The money's been spent. New Horizons is on its way, and the label assigned to Pluto doesn't in any way diminish the significance of the mission nor the science that will be returned.
In any event, I don't think the IAU pronouncement changes anything. Pluto and the other Kuiper Belt Objects are facinating targets in their own right, despite what we may call them. There is a great deal to be learned about the early Solar System and its evolution from these objects.
Personally, I don't think it matters, but another way to view NH is to bill it as the first probe into a whole new class of objects instead of a Johnny-come-lately probe to the last of the classical planets.
Taken from here
It looks like saner and wiser heads are in control at NASA for the moment
Would any politician be able to pull the plug, saying that the cost of retrieving the data could be better spent and get away with it?NASA's New Horizons probe is in the midst of a 9˝-year journey to study Pluto and other icy mini-worlds, and NASA's Paul Hertz said Thursday's decision would have no effect on the mission. “We will continue pursuing exploration of the most scientifically interesting objects in the solar system, regardless of how they are categorized,” he said.
I thought it was great finally getting a mission out there after Grand Tours was scaled back and renamed Voyager, but one always expects some bump in the celestial road will get in the way.
How come we must explain you on a yearly basis that plugging NH after launch is the most silly thing to do, also financially speaking?
Ever since prior to launch you seem practically unable to form a sentence containing "New Horizons" that does not include a form of the verb "to scrub". Do you have an issue with this mission in particular?
Personally, i'd scrap it and transfer the science money to Ares/Orion.

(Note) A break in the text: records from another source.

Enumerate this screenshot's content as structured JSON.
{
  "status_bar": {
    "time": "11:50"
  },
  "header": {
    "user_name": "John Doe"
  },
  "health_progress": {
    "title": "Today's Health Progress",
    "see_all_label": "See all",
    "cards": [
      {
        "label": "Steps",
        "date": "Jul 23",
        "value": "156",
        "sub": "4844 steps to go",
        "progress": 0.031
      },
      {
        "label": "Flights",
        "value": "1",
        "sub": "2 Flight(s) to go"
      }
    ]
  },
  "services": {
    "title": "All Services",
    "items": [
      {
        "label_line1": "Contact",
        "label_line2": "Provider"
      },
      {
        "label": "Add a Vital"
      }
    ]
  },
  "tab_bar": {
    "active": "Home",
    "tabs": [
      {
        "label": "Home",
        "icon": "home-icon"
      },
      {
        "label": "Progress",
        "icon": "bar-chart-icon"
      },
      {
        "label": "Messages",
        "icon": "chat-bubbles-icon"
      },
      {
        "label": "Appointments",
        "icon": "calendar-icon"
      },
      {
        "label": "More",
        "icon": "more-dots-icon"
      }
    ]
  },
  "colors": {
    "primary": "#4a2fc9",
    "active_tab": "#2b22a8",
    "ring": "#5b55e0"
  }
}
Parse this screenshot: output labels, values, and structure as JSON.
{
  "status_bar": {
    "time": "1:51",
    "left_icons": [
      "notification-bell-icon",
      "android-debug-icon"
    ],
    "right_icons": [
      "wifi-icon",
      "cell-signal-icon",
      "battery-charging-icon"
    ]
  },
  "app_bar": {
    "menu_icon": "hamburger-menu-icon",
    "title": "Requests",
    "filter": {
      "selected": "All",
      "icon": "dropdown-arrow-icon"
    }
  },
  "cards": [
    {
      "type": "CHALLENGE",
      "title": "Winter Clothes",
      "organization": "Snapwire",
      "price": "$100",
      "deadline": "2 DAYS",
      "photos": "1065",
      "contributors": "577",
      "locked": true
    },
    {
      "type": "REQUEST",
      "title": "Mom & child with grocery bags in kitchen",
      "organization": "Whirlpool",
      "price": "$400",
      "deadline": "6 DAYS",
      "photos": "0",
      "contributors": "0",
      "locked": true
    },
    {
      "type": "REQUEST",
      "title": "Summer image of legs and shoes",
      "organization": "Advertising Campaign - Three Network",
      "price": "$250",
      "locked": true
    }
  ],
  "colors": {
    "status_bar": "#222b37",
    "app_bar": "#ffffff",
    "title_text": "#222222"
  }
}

Just for spite.
That would be a better use of the money. But Griffin has enough enemies right now.
I'd just tell his enemies to launch their own missions if they hate LV development so very much.
They will help you eat the LV cake--they just won't help you bake it without pouting.
I really find it dissapointing that Nasa had to respond to such a question.
using a strict rule... can we call "planet" an hot-rock like Mercury or a ball of gases like Jupiter?
if we use the TRUE idea we have of a "planet" (like Earth) there are:
- one REAL planet (Earth)
- a few "possible" planets (Mars and some Jupiter/Saturn moons) but only after "terraforming" them
- many (unknown) REAL planets (like Earth) that runs around other stars...
The original definition (which we will equate with rule) is "Wanderer". Basically an object visible in the sky that doesn't go around with the rest of the objects. From the ground, the Earth doesn't wander, so it can't be a planet.
We are talking thousands of years of unknowns, refinements, and misinformation. So ANY definition is going to be wrong to some sizeable portion of the population.
What a ludicrous notion, scrapping New Horizons is. With hindsight, would you have scrapped Cassini? Voyager? Gallileo? This mission will reveal very significant scientific information about our outer Solar System. The Kuiper Belt covers a vast area, I for one reckon it will be immensly diverse. There's only one way to find out and that is to go and take a look at it.
I would like to see Pluto and Charon's surfaces, see how they look and get an idea of how they formed, etc. All of this is exciting science waiting to be discussed. You can be sure that when the first pictures come through, the Bautforum will be hammered with messages!
New Horizons Continuing on to Pluto, Planet or Not
For the time being, New Horizons is at least the first mission to a dwarf planet -- the new class of objects into which scientists dumped Pluto.
In the meantime, New Horizons' mission remains the same: to unlock one of the solar system's last, great secrets.
It doesn't matter if it's considered a planet or not. It's still largely unknown.
Remember, it also is going to fly by a couple of KBOs.
Even if Pleuto is not defined as a planet then this is still a priceless opportunity to study a planetesimal/KBO/dwarf planet/Pluton/whatever you want to call it. I've heard Pluto called "the Rosetta Stone of Planetary formation," lets find out what it's all about!